PROBLEM TO WORK ON: For every line in the material below that holds "Murphy", report the line.

THE INPUT:
━━━━━━━━━━━━━━━━━━━━

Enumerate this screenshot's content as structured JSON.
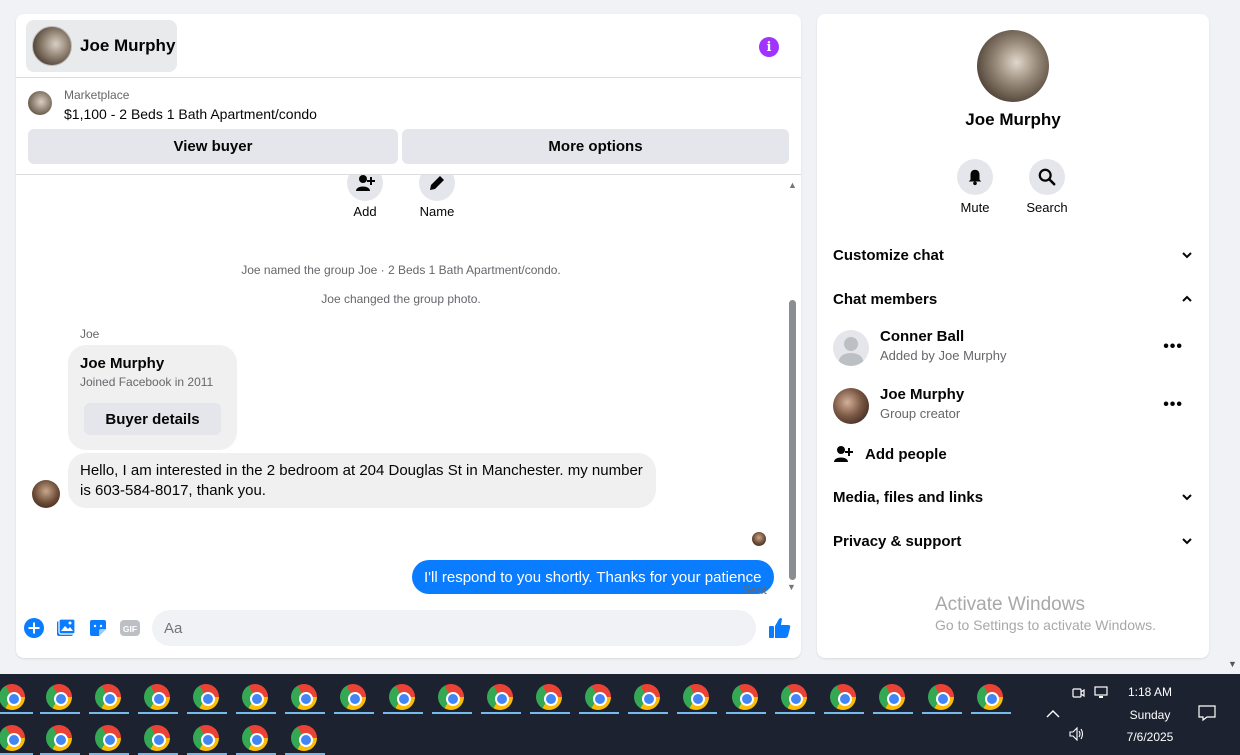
{
  "chat": {
    "header_name": "Joe Murphy",
    "listing_source": "Marketplace",
    "listing_title": "$1,100 - 2 Beds 1 Bath Apartment/condo",
    "view_buyer_label": "View buyer",
    "more_options_label": "More options",
    "actions": [
      {
        "label": "Add",
        "icon": "add-person-icon"
      },
      {
        "label": "Name",
        "icon": "pencil-icon"
      }
    ],
    "system_messages": [
      "Joe named the group Joe · 2 Beds 1 Bath Apartment/condo.",
      "Joe changed the group photo."
    ],
    "sender_label": "Joe",
    "card": {
      "name": "Joe Murphy",
      "subtitle": "Joined Facebook in 2011",
      "button_label": "Buyer details"
    },
    "incoming_message": "Hello, I am interested in the 2 bedroom at 204 Douglas St in Manchester. my number is 603-584-8017, thank you.",
    "outgoing_message": "I'll respond to you shortly. Thanks for your patience",
    "sent_label": "Sent",
    "input_placeholder": "Aa"
  },
  "info": {
    "name": "Joe Murphy",
    "actions": [
      {
        "label": "Mute",
        "icon": "bell-icon"
      },
      {
        "label": "Search",
        "icon": "search-icon"
      }
    ],
    "sections": {
      "customize": "Customize chat",
      "members": "Chat members",
      "media": "Media, files and links",
      "privacy": "Privacy & support"
    },
    "members": [
      {
        "name": "Conner Ball",
        "sub": "Added by Joe Murphy"
      },
      {
        "name": "Joe Murphy",
        "sub": "Group creator"
      }
    ],
    "add_people": "Add people",
    "watermark_title": "Activate Windows",
    "watermark_sub": "Go to Settings to activate Windows."
  },
  "taskbar": {
    "time": "1:18 AM",
    "day": "Sunday",
    "date": "7/6/2025"
  },
  "colors": {
    "accent": "#0a7cff",
    "info_icon": "#a033ff",
    "bubble_incoming": "#f0f0f0",
    "taskbar": "#1c2230"
  }
}
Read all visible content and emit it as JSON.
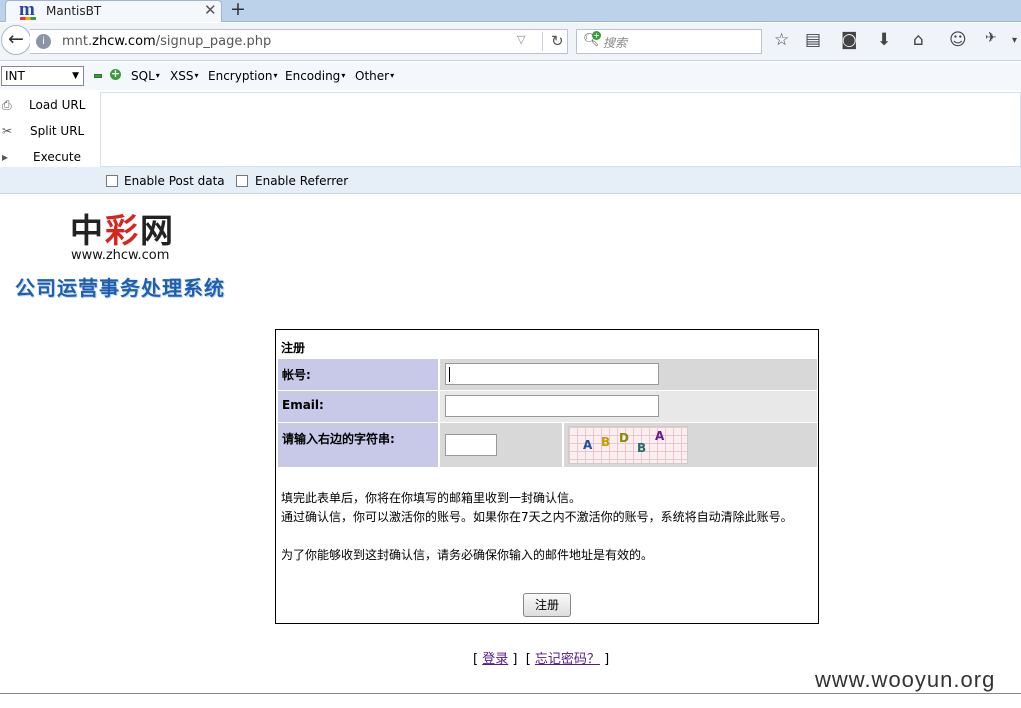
{
  "browser": {
    "tab_title": "MantisBT",
    "tab_close": "✕",
    "new_tab": "+",
    "url_prefix": "mnt.",
    "url_domain": "zhcw.com",
    "url_path": "/signup_page.php",
    "search_placeholder": "搜索"
  },
  "hackbar": {
    "select_value": "INT",
    "menus": [
      "SQL",
      "XSS",
      "Encryption",
      "Encoding",
      "Other"
    ],
    "actions": [
      "Load URL",
      "Split URL",
      "Execute"
    ],
    "options": [
      "Enable Post data",
      "Enable Referrer"
    ]
  },
  "logo": {
    "char1": "中",
    "char2": "彩",
    "char3": "网",
    "url": "www.zhcw.com",
    "subtitle": "公司运营事务处理系统"
  },
  "form": {
    "title": "注册",
    "username_label": "帐号:",
    "email_label": "Email:",
    "captcha_label": "请输入右边的字符串:",
    "captcha_chars": [
      "A",
      "B",
      "D",
      "B",
      "A"
    ],
    "desc_line1": "填完此表单后，你将在你填写的邮箱里收到一封确认信。",
    "desc_line2": "通过确认信，你可以激活你的账号。如果你在7天之内不激活你的账号，系统将自动清除此账号。",
    "desc_line3": "为了你能够收到这封确认信，请务必确保你输入的邮件地址是有效的。",
    "submit": "注册"
  },
  "links": {
    "login": "登录",
    "forgot": "忘记密码？"
  },
  "watermark": "www.wooyun.org",
  "colors": {
    "label_bg": "#c8c8e8",
    "row_bg_1": "#d8d8d8",
    "row_bg_2": "#e8e8e8",
    "logo_red": "#d8241e",
    "subtitle_blue": "#1f5fae"
  }
}
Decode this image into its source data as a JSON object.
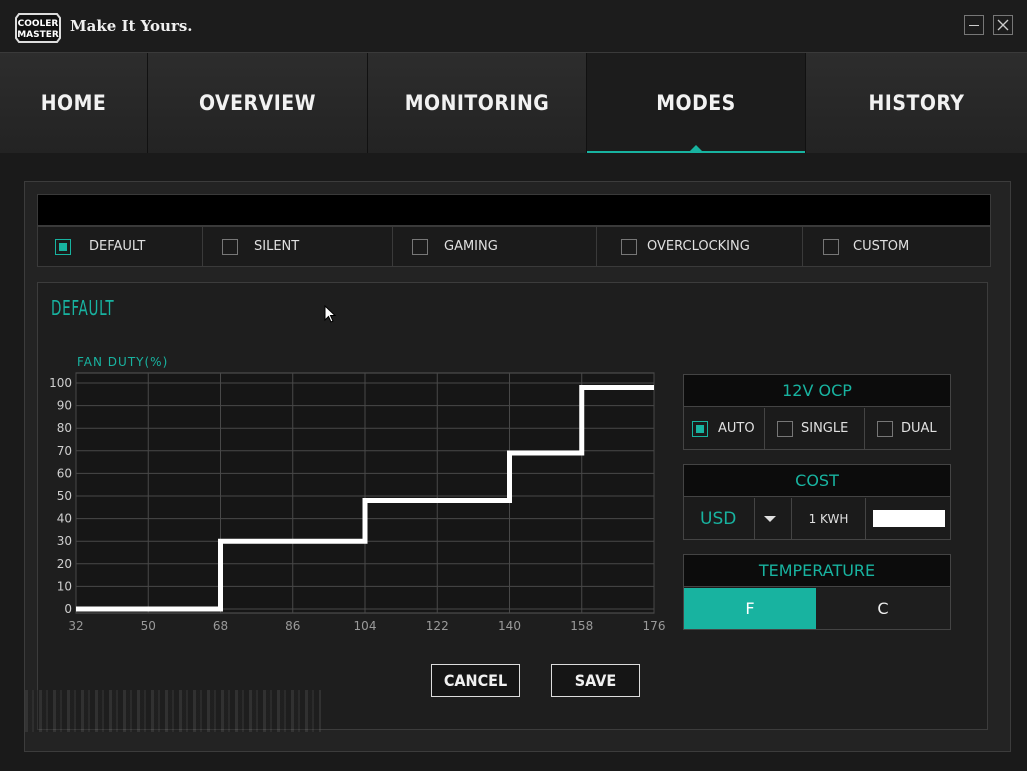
{
  "app": {
    "brand_line1": "COOLER",
    "brand_line2": "MASTER",
    "tagline": "Make It Yours."
  },
  "window": {
    "minimize_icon": "minimize-icon",
    "close_icon": "close-icon"
  },
  "nav": {
    "tabs": [
      {
        "label": "HOME",
        "active": false
      },
      {
        "label": "OVERVIEW",
        "active": false
      },
      {
        "label": "MONITORING",
        "active": false
      },
      {
        "label": "MODES",
        "active": true
      },
      {
        "label": "HISTORY",
        "active": false
      }
    ]
  },
  "modes": {
    "options": [
      {
        "label": "DEFAULT",
        "checked": true
      },
      {
        "label": "SILENT",
        "checked": false
      },
      {
        "label": "GAMING",
        "checked": false
      },
      {
        "label": "OVERCLOCKING",
        "checked": false
      },
      {
        "label": "CUSTOM",
        "checked": false
      }
    ]
  },
  "panel": {
    "title": "DEFAULT",
    "fan_label": "FAN DUTY(%)"
  },
  "chart_data": {
    "type": "line",
    "step": true,
    "ylabel": "FAN DUTY(%)",
    "x_ticks": [
      32,
      50,
      68,
      86,
      104,
      122,
      140,
      158,
      176
    ],
    "y_ticks": [
      0,
      10,
      20,
      30,
      40,
      50,
      60,
      70,
      80,
      90,
      100
    ],
    "xlim": [
      32,
      176
    ],
    "ylim": [
      0,
      100
    ],
    "grid": true,
    "series": [
      {
        "points": [
          [
            32,
            0
          ],
          [
            68,
            0
          ],
          [
            68,
            30
          ],
          [
            104,
            30
          ],
          [
            104,
            48
          ],
          [
            140,
            48
          ],
          [
            140,
            69
          ],
          [
            158,
            69
          ],
          [
            158,
            98
          ],
          [
            176,
            98
          ]
        ]
      }
    ]
  },
  "ocp": {
    "title": "12V OCP",
    "options": [
      {
        "label": "AUTO",
        "checked": true
      },
      {
        "label": "SINGLE",
        "checked": false
      },
      {
        "label": "DUAL",
        "checked": false
      }
    ]
  },
  "cost": {
    "title": "COST",
    "currency": "USD",
    "unit": "1 KWH",
    "value": ""
  },
  "temperature": {
    "title": "TEMPERATURE",
    "f": "F",
    "c": "C",
    "selected": "F"
  },
  "actions": {
    "cancel": "CANCEL",
    "save": "SAVE"
  },
  "colors": {
    "accent": "#18b3a0",
    "background": "#1a1a1a"
  }
}
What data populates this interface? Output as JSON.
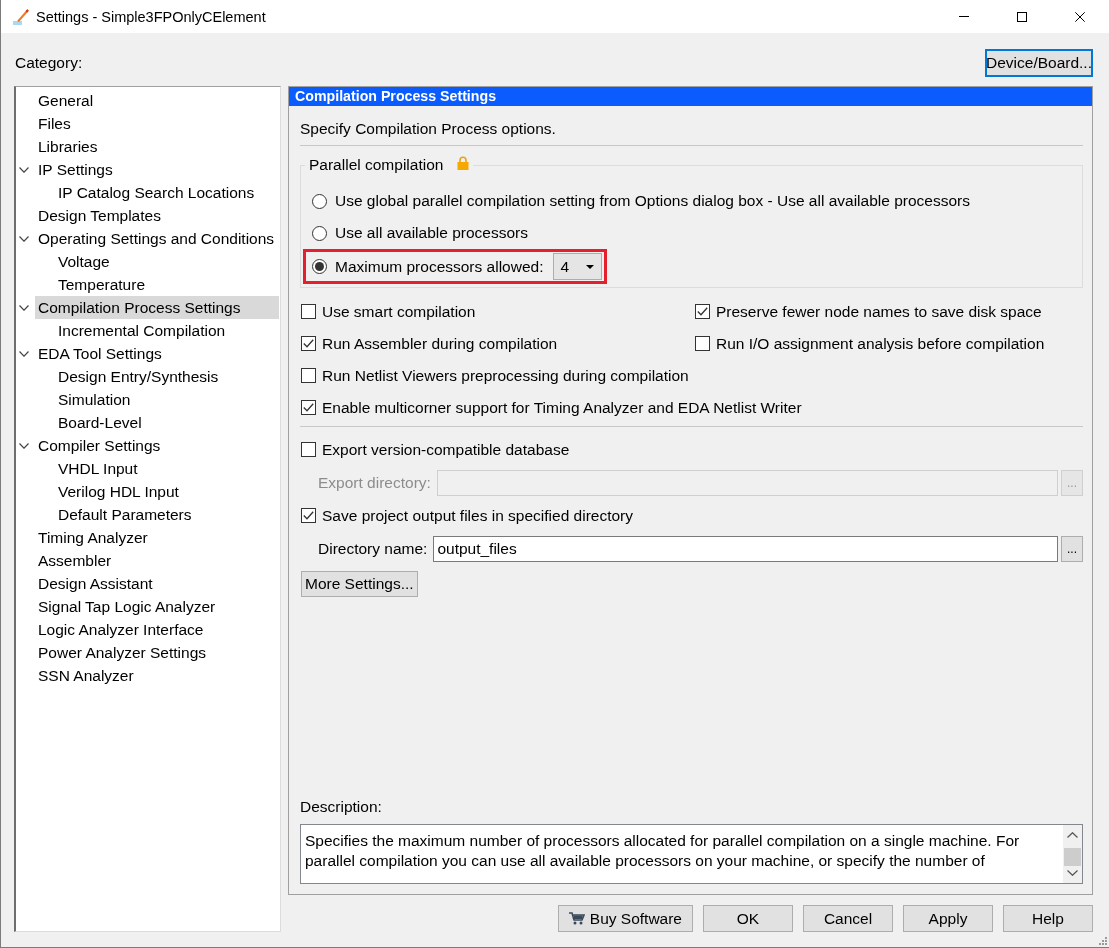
{
  "window": {
    "title": "Settings - Simple3FPOnlyCElement"
  },
  "category": {
    "label": "Category:",
    "items": [
      {
        "label": "General",
        "selected": false
      },
      {
        "label": "Files",
        "selected": false
      },
      {
        "label": "Libraries",
        "selected": false
      },
      {
        "label": "IP Settings",
        "selected": false,
        "expanded": true,
        "children": [
          {
            "label": "IP Catalog Search Locations",
            "selected": false
          }
        ]
      },
      {
        "label": "Design Templates",
        "selected": false
      },
      {
        "label": "Operating Settings and Conditions",
        "selected": false,
        "expanded": true,
        "children": [
          {
            "label": "Voltage",
            "selected": false
          },
          {
            "label": "Temperature",
            "selected": false
          }
        ]
      },
      {
        "label": "Compilation Process Settings",
        "selected": true,
        "expanded": true,
        "children": [
          {
            "label": "Incremental Compilation",
            "selected": false
          }
        ]
      },
      {
        "label": "EDA Tool Settings",
        "selected": false,
        "expanded": true,
        "children": [
          {
            "label": "Design Entry/Synthesis",
            "selected": false
          },
          {
            "label": "Simulation",
            "selected": false
          },
          {
            "label": "Board-Level",
            "selected": false
          }
        ]
      },
      {
        "label": "Compiler Settings",
        "selected": false,
        "expanded": true,
        "children": [
          {
            "label": "VHDL Input",
            "selected": false
          },
          {
            "label": "Verilog HDL Input",
            "selected": false
          },
          {
            "label": "Default Parameters",
            "selected": false
          }
        ]
      },
      {
        "label": "Timing Analyzer",
        "selected": false
      },
      {
        "label": "Assembler",
        "selected": false
      },
      {
        "label": "Design Assistant",
        "selected": false
      },
      {
        "label": "Signal Tap Logic Analyzer",
        "selected": false
      },
      {
        "label": "Logic Analyzer Interface",
        "selected": false
      },
      {
        "label": "Power Analyzer Settings",
        "selected": false
      },
      {
        "label": "SSN Analyzer",
        "selected": false
      }
    ]
  },
  "device_button": {
    "label": "Device/Board...",
    "focused": true
  },
  "panel": {
    "title": "Compilation Process Settings",
    "intro": "Specify Compilation Process options.",
    "parallel_compilation": {
      "title": "Parallel compilation",
      "locked": true,
      "options": [
        {
          "label": "Use global parallel compilation setting from Options dialog box - Use all available processors",
          "selected": false,
          "highlighted": false,
          "kind": "plain"
        },
        {
          "label": "Use all available processors",
          "selected": false,
          "highlighted": false,
          "kind": "plain"
        },
        {
          "label": "Maximum processors allowed:",
          "selected": true,
          "highlighted": true,
          "kind": "dropdown",
          "value": "4"
        }
      ]
    },
    "checkbox_rows": [
      [
        {
          "label": "Use smart compilation",
          "checked": false
        },
        {
          "label": "Preserve fewer node names to save disk space",
          "checked": true
        }
      ],
      [
        {
          "label": "Run Assembler during compilation",
          "checked": true
        },
        {
          "label": "Run I/O assignment analysis before compilation",
          "checked": false
        }
      ],
      [
        {
          "label": "Run Netlist Viewers preprocessing during compilation",
          "checked": false
        }
      ],
      [
        {
          "label": "Enable multicorner support for Timing Analyzer and EDA Netlist Writer",
          "checked": true
        }
      ]
    ],
    "export_database": {
      "label": "Export version-compatible database",
      "checked": false
    },
    "export_directory": {
      "label": "Export directory:",
      "disabled": true,
      "browse": "..."
    },
    "save_output": {
      "label": "Save project output files in specified directory",
      "checked": true
    },
    "directory_name": {
      "label": "Directory name:",
      "value": "output_files",
      "disabled": false,
      "browse": "..."
    },
    "more_settings": "More Settings...",
    "description": {
      "label": "Description:",
      "lines": [
        "Specifies the maximum number of processors allocated for parallel compilation on a single machine. For",
        "parallel compilation you can use all available processors on your machine, or specify the number of"
      ]
    }
  },
  "buttons": [
    {
      "label": "Buy Software",
      "kind": "cart"
    },
    {
      "label": "OK",
      "kind": "plain"
    },
    {
      "label": "Cancel",
      "kind": "plain"
    },
    {
      "label": "Apply",
      "kind": "plain"
    },
    {
      "label": "Help",
      "kind": "plain"
    }
  ]
}
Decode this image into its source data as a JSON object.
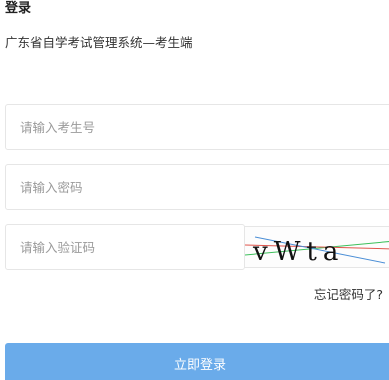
{
  "heading": "登录",
  "system_name": "广东省自学考试管理系统—考生端",
  "form": {
    "username_placeholder": "请输入考生号",
    "password_placeholder": "请输入密码",
    "captcha_placeholder": "请输入验证码",
    "captcha_text": "vWta"
  },
  "forgot_password": "忘记密码了?",
  "login_button": "立即登录",
  "colors": {
    "button_background": "#6aabea",
    "captcha_noise_green": "#3cbf5a",
    "captcha_noise_red": "#e0554d",
    "captcha_noise_blue": "#4a8ed6"
  }
}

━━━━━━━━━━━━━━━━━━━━

ANSWER TO THIS TASK:
    "header_name": "Joe Murphy",
      "name": "Joe Murphy",
    "name": "Joe Murphy",
        "sub": "Added by Joe Murphy"
        "name": "Joe Murphy",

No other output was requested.